I don’t know whose responsibility it is to prep for the food allergic person — I think it is the food allergic person’s, because you can’t ever trust that someone isn’t going to make a mistake, and you always need to be prepared to a)get sick and b)avoid foods. It’s best to eat a little bit in advance if you’re attending a meal elsewhere, just in case you discover your host totally forgot about your onion powder allergy, or can’t quite remember the ingredients to the sauce but thinks they used the bottle in their trash and nothing else, maybe, but the ingredients in said bottle are cryptic and involve words like “spices.” Plus, if you don’t look out for you, you can’t expect others to.

However, I think it would be cool if hosts took on food allergies as a challenge and tried to make a meal that works. It’s not like the food allergic person is moving in and eating every. single. meal. with you. It’s one meal where you have to adjust your menu. Maybe you’ll find something cool. Maybe now isn’t the time to show off your really cool cod in mushroom sauce with praline topping dish that’s become your signature. Maybe now is the time to explore your kitchen and show off your creativity.
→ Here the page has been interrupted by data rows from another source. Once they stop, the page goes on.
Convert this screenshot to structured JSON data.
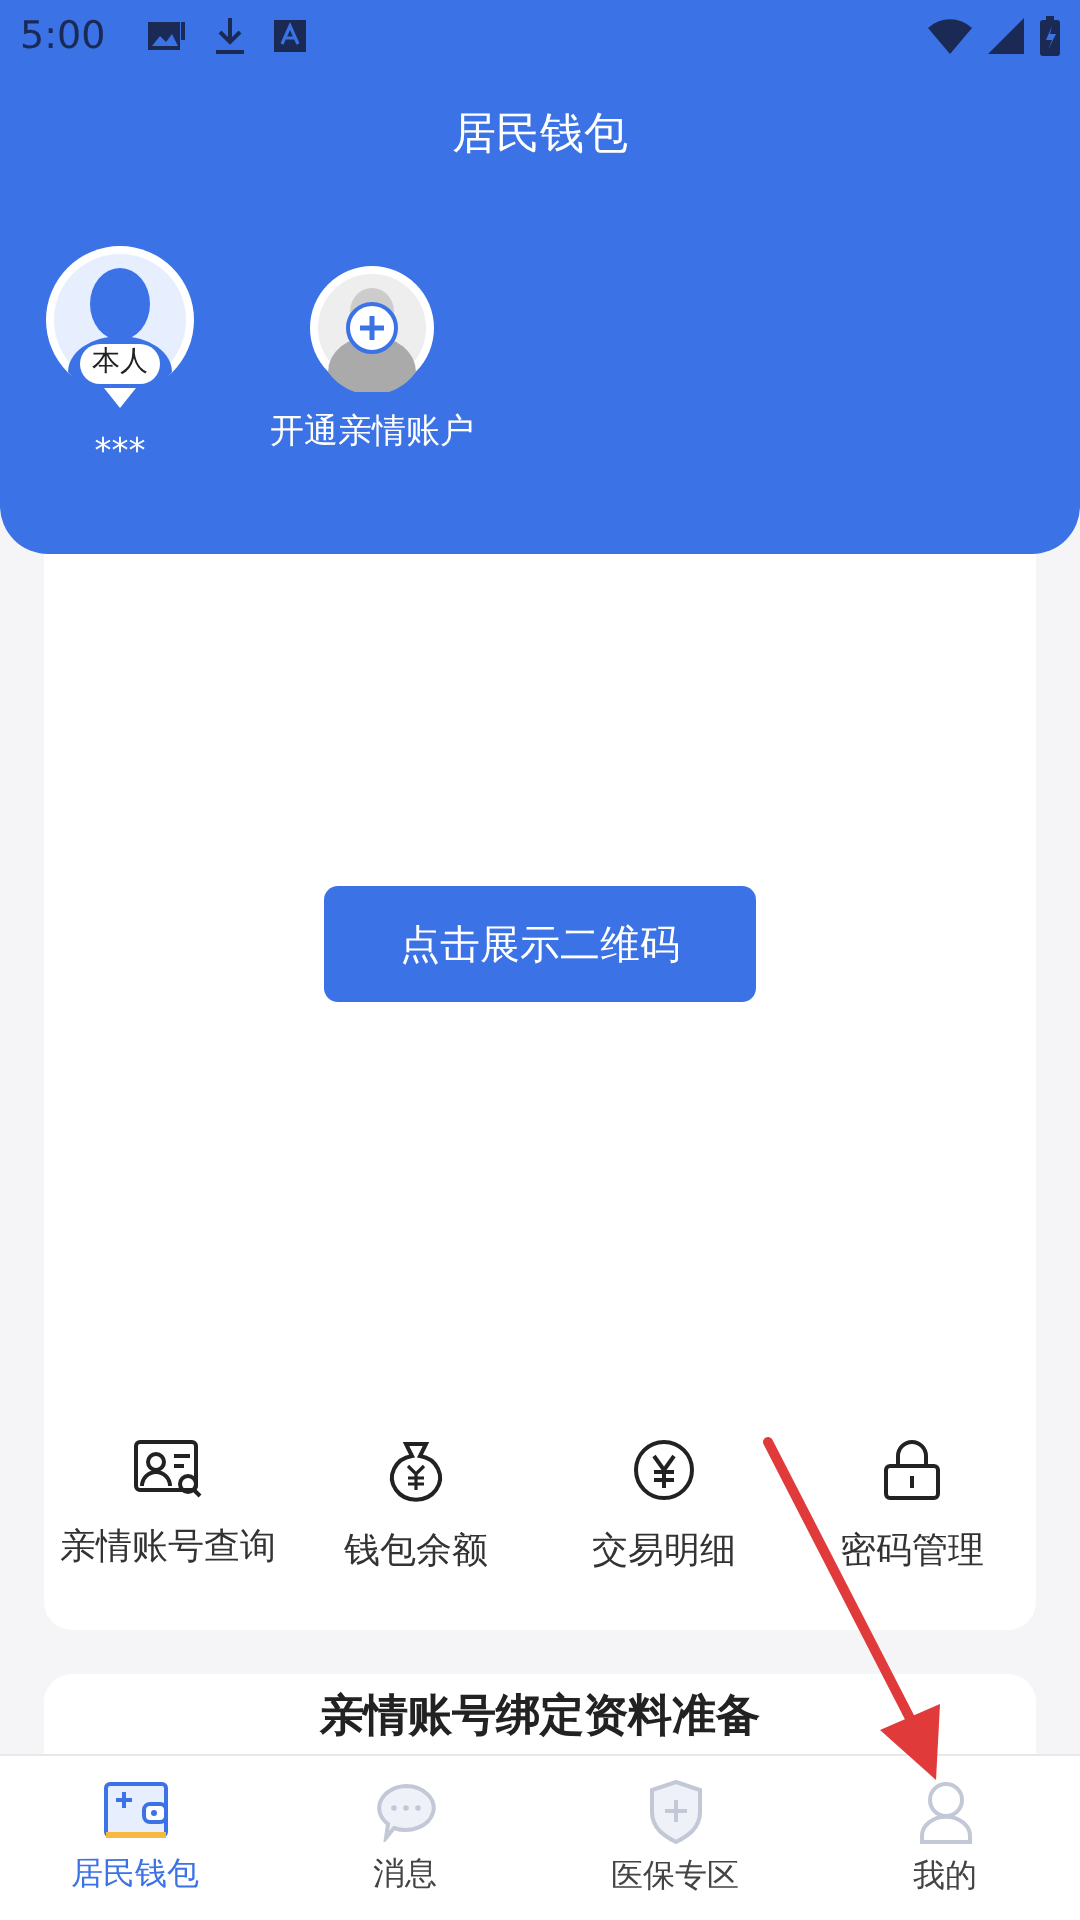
{
  "status_bar": {
    "time": "5:00"
  },
  "header": {
    "title": "居民钱包"
  },
  "accounts": [
    {
      "kind": "self",
      "badge": "本人",
      "name": "***",
      "selected": true
    },
    {
      "kind": "add",
      "name": "开通亲情账户",
      "selected": false
    }
  ],
  "qr_card": {
    "button": "点击展示二维码"
  },
  "functions": [
    {
      "kind": "id-card",
      "label": "亲情账号查询"
    },
    {
      "kind": "money-bag",
      "label": "钱包余额"
    },
    {
      "kind": "yuan",
      "label": "交易明细"
    },
    {
      "kind": "lock",
      "label": "密码管理"
    }
  ],
  "info_card": {
    "title": "亲情账号绑定资料准备"
  },
  "bottom_nav": [
    {
      "kind": "wallet",
      "label": "居民钱包",
      "selected": true
    },
    {
      "kind": "chat",
      "label": "消息",
      "selected": false
    },
    {
      "kind": "shield",
      "label": "医保专区",
      "selected": false
    },
    {
      "kind": "person",
      "label": "我的",
      "selected": false
    }
  ]
}
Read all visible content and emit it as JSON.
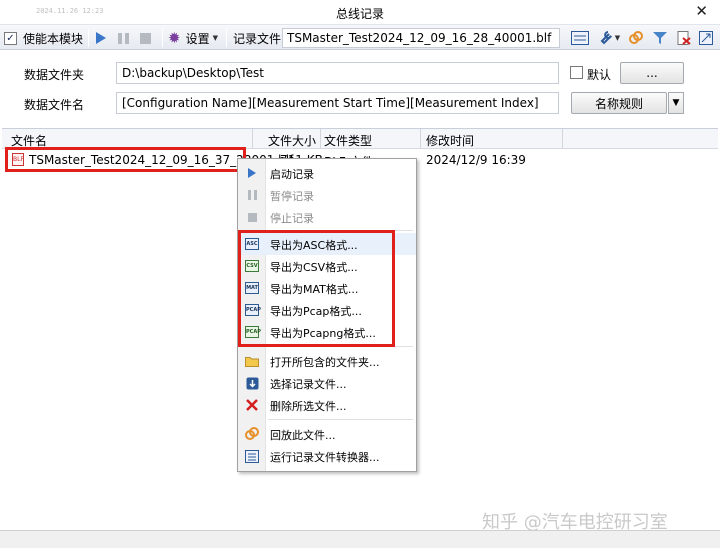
{
  "window": {
    "timestamp": "2024.11.26 12:23",
    "title": "总线记录",
    "close_glyph": "✕"
  },
  "toolbar": {
    "enable_label": "使能本模块",
    "enable_checked": true,
    "settings_label": "设置",
    "record_file_label": "记录文件:",
    "record_file_value": "TSMaster_Test2024_12_09_16_28_40001.blf",
    "icons": [
      "play-icon",
      "pause-icon",
      "stop-icon",
      "gear-icon",
      "grid-icon",
      "wrench-icon",
      "link-icon",
      "filter-icon",
      "delete-file-icon",
      "resize-icon"
    ]
  },
  "folder": {
    "label": "数据文件夹",
    "value": "D:\\backup\\Desktop\\Test",
    "default_label": "默认",
    "browse_label": "..."
  },
  "filename": {
    "label": "数据文件名",
    "value": "[Configuration Name][Measurement Start Time][Measurement Index]",
    "naming_rule_label": "名称规则"
  },
  "table": {
    "columns": [
      "文件名",
      "文件大小",
      "文件类型",
      "修改时间"
    ],
    "rows": [
      {
        "name": "TSMaster_Test2024_12_09_16_37_28001.blf",
        "size": "711 KB",
        "type": "BLF 文件",
        "modified": "2024/12/9 16:39"
      }
    ]
  },
  "context_menu": {
    "items": [
      {
        "label": "启动记录",
        "icon": "play-icon",
        "enabled": true
      },
      {
        "label": "暂停记录",
        "icon": "pause-icon",
        "enabled": false
      },
      {
        "label": "停止记录",
        "icon": "stop-icon",
        "enabled": false
      },
      {
        "label": "导出为ASC格式...",
        "icon": "asc-icon",
        "badge": "ASC"
      },
      {
        "label": "导出为CSV格式...",
        "icon": "csv-icon",
        "badge": "CSV"
      },
      {
        "label": "导出为MAT格式...",
        "icon": "mat-icon",
        "badge": "MAT"
      },
      {
        "label": "导出为Pcap格式...",
        "icon": "pcap-icon",
        "badge": "PCAP"
      },
      {
        "label": "导出为Pcapng格式...",
        "icon": "pcapng-icon",
        "badge": "PCAP"
      },
      {
        "label": "打开所包含的文件夹...",
        "icon": "folder-icon"
      },
      {
        "label": "选择记录文件...",
        "icon": "select-file-icon"
      },
      {
        "label": "删除所选文件...",
        "icon": "delete-icon"
      },
      {
        "label": "回放此文件...",
        "icon": "replay-icon"
      },
      {
        "label": "运行记录文件转换器...",
        "icon": "converter-icon"
      }
    ]
  },
  "watermark": "知乎 @汽车电控研习室",
  "colors": {
    "highlight_red": "#e0201b",
    "accent_blue": "#3a76c8",
    "menu_hover": "#e8f1fb"
  }
}
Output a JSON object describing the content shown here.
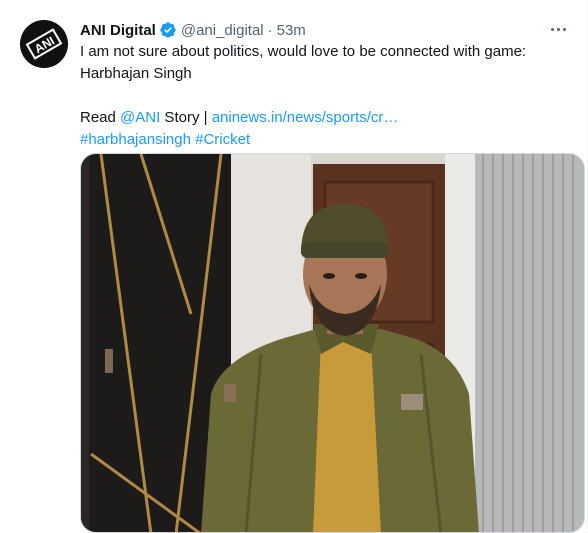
{
  "author": {
    "display_name": "ANI Digital",
    "handle": "@ani_digital",
    "separator": "·",
    "time": "53m",
    "avatar_text": "ANI",
    "verified_color": "#1d9bf0"
  },
  "tweet": {
    "line1": "I am not sure about politics, would love to be connected with game: Harbhajan Singh",
    "read_prefix": "Read ",
    "mention": "@ANI",
    "story_text": " Story | ",
    "url": "aninews.in/news/sports/cr…",
    "hashtag1": "#harbhajansingh",
    "hashtag2": "#Cricket"
  },
  "media": {
    "icon": "video-thumbnail"
  },
  "colors": {
    "link": "#1d9bf0",
    "text": "#0f1419",
    "muted": "#536471"
  }
}
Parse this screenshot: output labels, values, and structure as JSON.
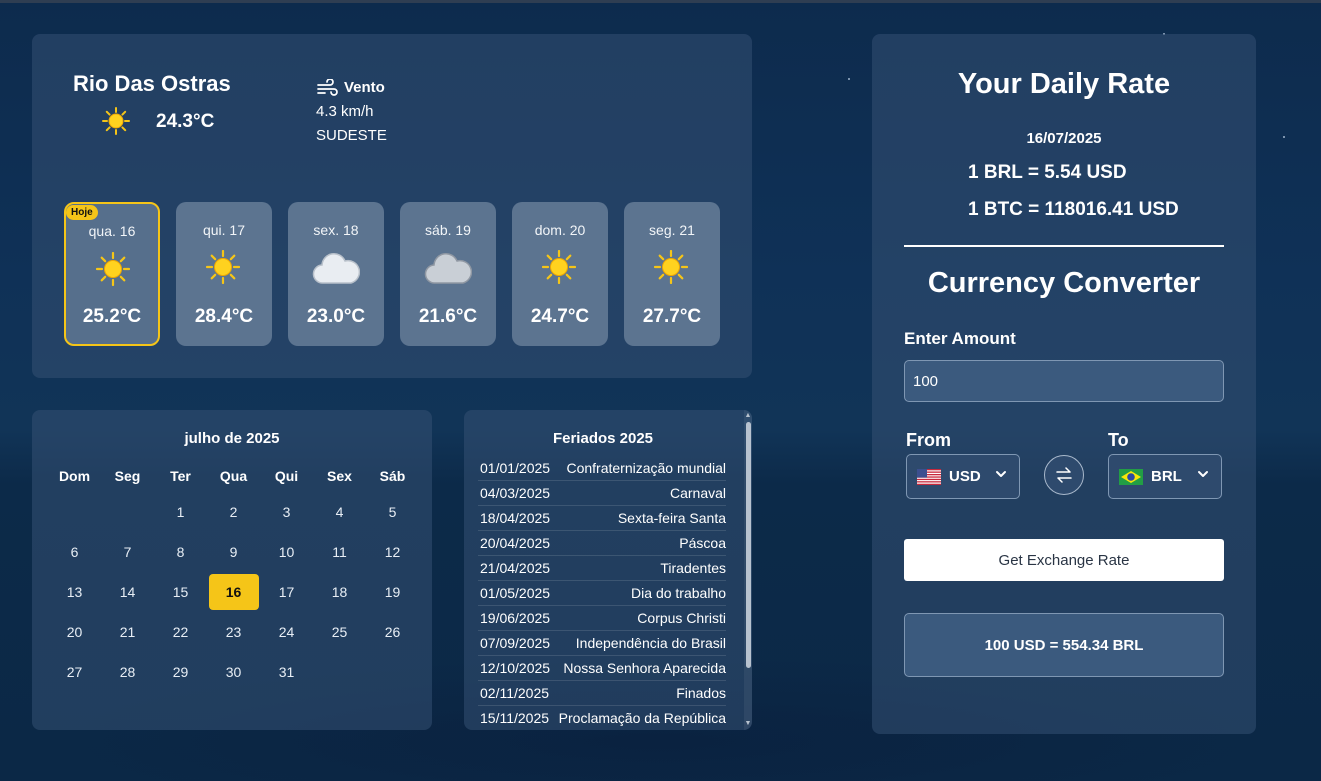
{
  "weather": {
    "city": "Rio Das Ostras",
    "current_temp": "24.3°C",
    "wind_title": "Vento",
    "wind_speed": "4.3 km/h",
    "wind_direction": "SUDESTE",
    "today_badge": "Hoje",
    "forecast": [
      {
        "day": "qua. 16",
        "temp": "25.2°C",
        "icon": "sun-icon"
      },
      {
        "day": "qui. 17",
        "temp": "28.4°C",
        "icon": "sun-icon"
      },
      {
        "day": "sex. 18",
        "temp": "23.0°C",
        "icon": "cloud-icon"
      },
      {
        "day": "sáb. 19",
        "temp": "21.6°C",
        "icon": "cloud-icon"
      },
      {
        "day": "dom. 20",
        "temp": "24.7°C",
        "icon": "sun-icon"
      },
      {
        "day": "seg. 21",
        "temp": "27.7°C",
        "icon": "sun-icon"
      }
    ]
  },
  "calendar": {
    "title": "julho de 2025",
    "weekdays": [
      "Dom",
      "Seg",
      "Ter",
      "Qua",
      "Qui",
      "Sex",
      "Sáb"
    ],
    "today": "16",
    "weeks": [
      [
        "",
        "",
        "1",
        "2",
        "3",
        "4",
        "5"
      ],
      [
        "6",
        "7",
        "8",
        "9",
        "10",
        "11",
        "12"
      ],
      [
        "13",
        "14",
        "15",
        "16",
        "17",
        "18",
        "19"
      ],
      [
        "20",
        "21",
        "22",
        "23",
        "24",
        "25",
        "26"
      ],
      [
        "27",
        "28",
        "29",
        "30",
        "31",
        "",
        ""
      ]
    ]
  },
  "holidays": {
    "title": "Feriados 2025",
    "items": [
      {
        "date": "01/01/2025",
        "name": "Confraternização mundial"
      },
      {
        "date": "04/03/2025",
        "name": "Carnaval"
      },
      {
        "date": "18/04/2025",
        "name": "Sexta-feira Santa"
      },
      {
        "date": "20/04/2025",
        "name": "Páscoa"
      },
      {
        "date": "21/04/2025",
        "name": "Tiradentes"
      },
      {
        "date": "01/05/2025",
        "name": "Dia do trabalho"
      },
      {
        "date": "19/06/2025",
        "name": "Corpus Christi"
      },
      {
        "date": "07/09/2025",
        "name": "Independência do Brasil"
      },
      {
        "date": "12/10/2025",
        "name": "Nossa Senhora Aparecida"
      },
      {
        "date": "02/11/2025",
        "name": "Finados"
      },
      {
        "date": "15/11/2025",
        "name": "Proclamação da República"
      }
    ]
  },
  "currency": {
    "title": "Your Daily Rate",
    "date": "16/07/2025",
    "rate_brl": "1 BRL = 5.54 USD",
    "rate_btc": "1 BTC = 118016.41 USD",
    "converter_title": "Currency Converter",
    "amount_label": "Enter Amount",
    "amount_value": "100",
    "from_label": "From",
    "to_label": "To",
    "from_currency": "USD",
    "to_currency": "BRL",
    "button_label": "Get Exchange Rate",
    "result": "100 USD = 554.34 BRL"
  },
  "colors": {
    "accent": "#f5c518",
    "background": "#0f3157",
    "panel": "#345072"
  }
}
A friend recently had me over for a meal that only involved foods I could eat, except for a non-organic veggie platter and one kind of chicken (though she just happened to be making two kinds of chicken anyway and no one was going to eat both kinds). She appreciated that she got to play in the kitchen and make side dishes she would never have thought of. And they were delicious — everyone thought so. It would be cool to see more hosts try their hand at that exploration.

Though, I’m still grateful to be included, and still willing to bring my own food. Because ultimately, a meal isn’t about the food that’s served. It’s about the company that’s kept, the conversations around the table, and the joy of being together. Breaking bread — gluten free or otherwise — is just a way to keep our hands busy.